Our white pine tree (approximately 7' tall) was planted in a mostly shady...
Our white pine tree (approximately 7' tall) was planted in a mostly shady area on a slope by a landscape profession in Spring 2014. Starting about a month ago, its needles began to yellow and then turn brown and drop off. We took several yellowed needles to a diagnostician at Homestead Gardens, and he said the needle drop is caused by "late blight" and recommended Daconil (which we have applied twice). A closer examination a couple days ago of a small branch of the tree revealed small black bugs, and we do not know whether they are the source of the problem or a secondary issue. The soil is heavy clay, but the landscaper added soil amendments prior to planting. The tree was watered consistently over the summer. The attached picture shows a soft pod attached to one of the branches, as well as one of the suspect bugs and a sample of the yellowing needles. Is there hope for this tree?
Our entomologist has not had a chance to see this photo yet, but our pathologist sees no signs of disease in your photo. We're leaning toward environmental problems that have affected the roots. Please take this opportunity to attach some additional photos, one from a distance and any other symptoms that you consider to be significant.
By the way, the soft pod is actually a praying mantis egg case. You should place that twig outside, perhaps wedged into some of the branches of the tree it was found on. We brought one into the office last year where the inside warmth prompted the eggs to hatch and we had several dozen tiny praying mantids crawling around the office.
These are the additional three pictures you requested of our white pine trees. Thanks for the information about the praying mantis pod. We have returned the branch containing the pod to the pine tree. Don't want all those baby mantids running around the house!

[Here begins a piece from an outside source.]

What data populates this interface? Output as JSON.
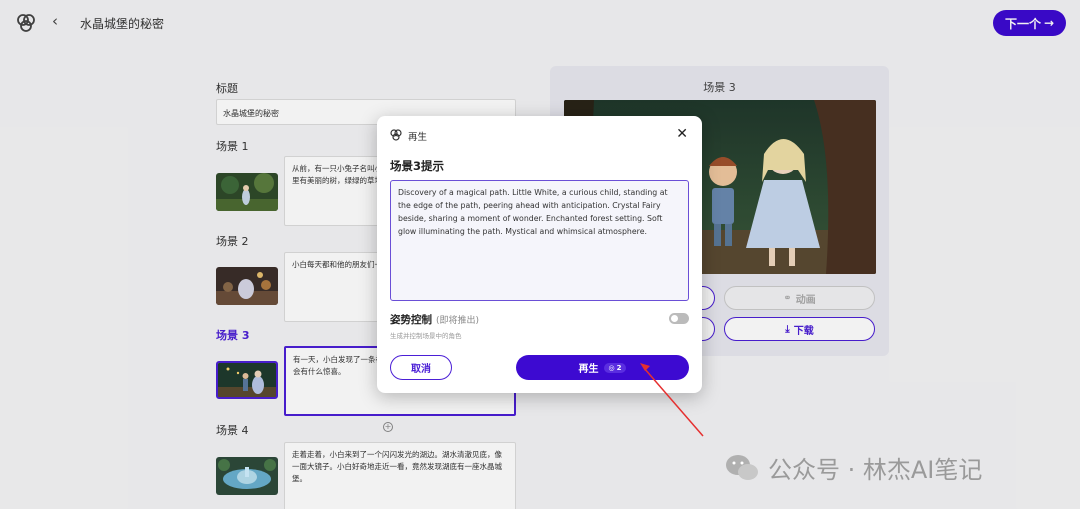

We'll look forward to your advise as to whether we should take any further action to save our tree.
Thank you for the follow-up photos. White pines naturally lose old pine needles (the interior needles) every fall--being "evergreen" not withstanding. This is why they have a thick layer of mulch under themselves--they self-mulch with their own needles. You'll notice this needle yellowing this time of year as you observe other white pines in your area. Some years there is more needle-shed than other years. Because the needle yellowing is so evenly spread out in your tree, it is likely this phenomenon is what you are seeing on your white pine.
(The small black bug cannot be identified from the photo and there is no pine problem that would be related to any similar bugs. We are familiar with "Late Blight" on tomatoes, but do not know of any disease with that name on pines.) e